Sometimes you could wait twenty five minutes just to get into the MDR, and yet the seven restaurants which had cover charges were consistently nowhere near full.
The buffet on deck 12 was really good, and if you couldn't find something to suit, you'd be unluckier than Jonah.You had to time it though in order to get a table. Peak times made it really difficult to find a free table.
The drinks aren't cheap, and as stated in other reviews, are subject to a 15% addition for presumably gratuity purposes. Added to the $12 a day charged to each adult and child, it seems that NCL aren't backwards at coming forwards in making sure passengers are parted with their cash. Passengers are also told that they should feel free to tip service above the norm.
Getting your dosh is a finely practiced technique - They held art auctions, bingo, inch of gold plated chain sales,sold tours like they were going out of business, flogged Colombian Emeralds (the next big thing), and had an enormous shop at the aft end full of high-end stock to thrill the spendaholics.Yet they didn't seem to sell alcohol or cigarettes for some reason. Even Gary, the Entertainments Director, was flogging his book "what he wrote" to quote Ernie Wise.
We visited Corfu - walk to the old town - maybe 3/4 of a mile, it's well worth a half day with a varied selection of old buidings/churches and shops.
Next stop was Santorini and a trip in a cable car to the town at the top of the cliffs (4 Euros each way). We walked down the steps past herds of donkeys, who took umbrage if you got too close, and a girl in front of us narrowly avoided a hefty kick from one particularly ungracious mule.
Mykinos was third stop - beautiful town full of shops and cafes, narrow streets and mad motorbike riders and tiny van drivers intent of making their way through the hordes of tourists scoring as many hits as possible.
Fourth stop - Katakolon where I hired a car (do it before you go to get the best on-line rate - an Avis Punto cost me Â£35 for the day plus petrol. The drive to Olympia took around 25 minutes, and if you stop at a set of traffic lights, you swiftly get approached by what looked like groups of Romanian gypsies wanting your spare change or whatever you wished to part with. Apart from this, the trip to Olympia is really worth it. It costs 6 Euros to get in or 9 if you include the museum. Very quiet place and much larger than I anticipated.
Entertainment was hit and miss. They had excellent pianists, a jazz guitarist, and one night, a fabulous dixieland jazz band. I went to the first theatre show which was billed as a contest to decide the best singer.
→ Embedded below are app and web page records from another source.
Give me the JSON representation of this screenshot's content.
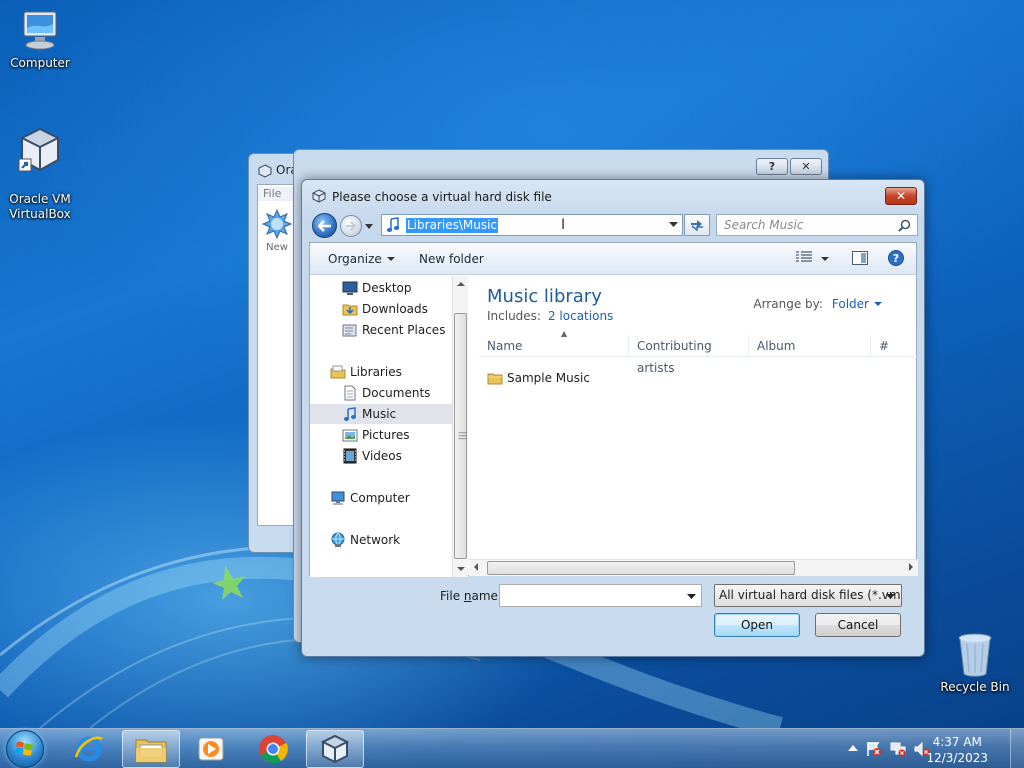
{
  "desktop": {
    "icons": [
      {
        "label": "Computer"
      },
      {
        "label": "Oracle VM\nVirtualBox"
      },
      {
        "label": "Recycle Bin"
      }
    ]
  },
  "back_window": {
    "title": "Oracle VM VirtualBox Manager",
    "menu_file": "File",
    "new_label": "New"
  },
  "dialog": {
    "title": "Please choose a virtual hard disk file",
    "close_label": "✕",
    "address": {
      "path": "Libraries\\Music"
    },
    "search": {
      "placeholder": "Search Music"
    },
    "toolbar": {
      "organize": "Organize",
      "new_folder": "New folder"
    },
    "nav": {
      "favorites": [
        "Desktop",
        "Downloads",
        "Recent Places"
      ],
      "libraries_header": "Libraries",
      "libraries": [
        "Documents",
        "Music",
        "Pictures",
        "Videos"
      ],
      "computer": "Computer",
      "network": "Network",
      "selected": "Music"
    },
    "library": {
      "title": "Music library",
      "includes_label": "Includes:",
      "includes_link": "2 locations",
      "arrange_label": "Arrange by:",
      "arrange_value": "Folder"
    },
    "columns": [
      "Name",
      "Contributing artists",
      "Album",
      "#"
    ],
    "files": [
      {
        "name": "Sample Music"
      }
    ],
    "file_name": {
      "label_pre": "File ",
      "label_u": "n",
      "label_post": "ame:",
      "value": ""
    },
    "file_type": "All virtual hard disk files (*.vmd",
    "buttons": {
      "open": "Open",
      "cancel": "Cancel"
    }
  },
  "back_dialog": {
    "help": "?",
    "close": "✕"
  },
  "taskbar": {
    "clock_time": "4:37 AM",
    "clock_date": "12/3/2023"
  }
}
It turned out to be a "competion" between four singers on the entertainments staff? I left the theatre alone after this until the last night, whe we attended a show called "Elements". This turned out to be dancers and an illusionist performing illusions revealed years ago on the masked magician show. It wasn't my cup of tea, and several passengers left before it finished.
We like karaoke, and it was on several times in the top deck bar. Unfortunately, NCL have a pretty dismal choice of tracks, with lyrics not bearing much resemblance to the originals, and the backing track sounding like someone playing it on a Bontempi organ. I left a comment card suggesting that the system needed to be updated if they want to attract singers - on one night only one singer got up.
Deck entertainment by the pools (acres of exposed flesh in various hues of reds and browns)seemed to go down well, and the entertainments staff worked their socks off. If anything, the etertainment lacked something, maybe a couple of tribute acts/bands, guest speakers or comedians?
Overall, we preferred P & O, because the food was better, the entertainment was better and we didn't feel like we were being targeted to take as much off us as possible. Of course, this is subjective, and we met NCL cruisers who loved it. Unfortunately, it's not for us.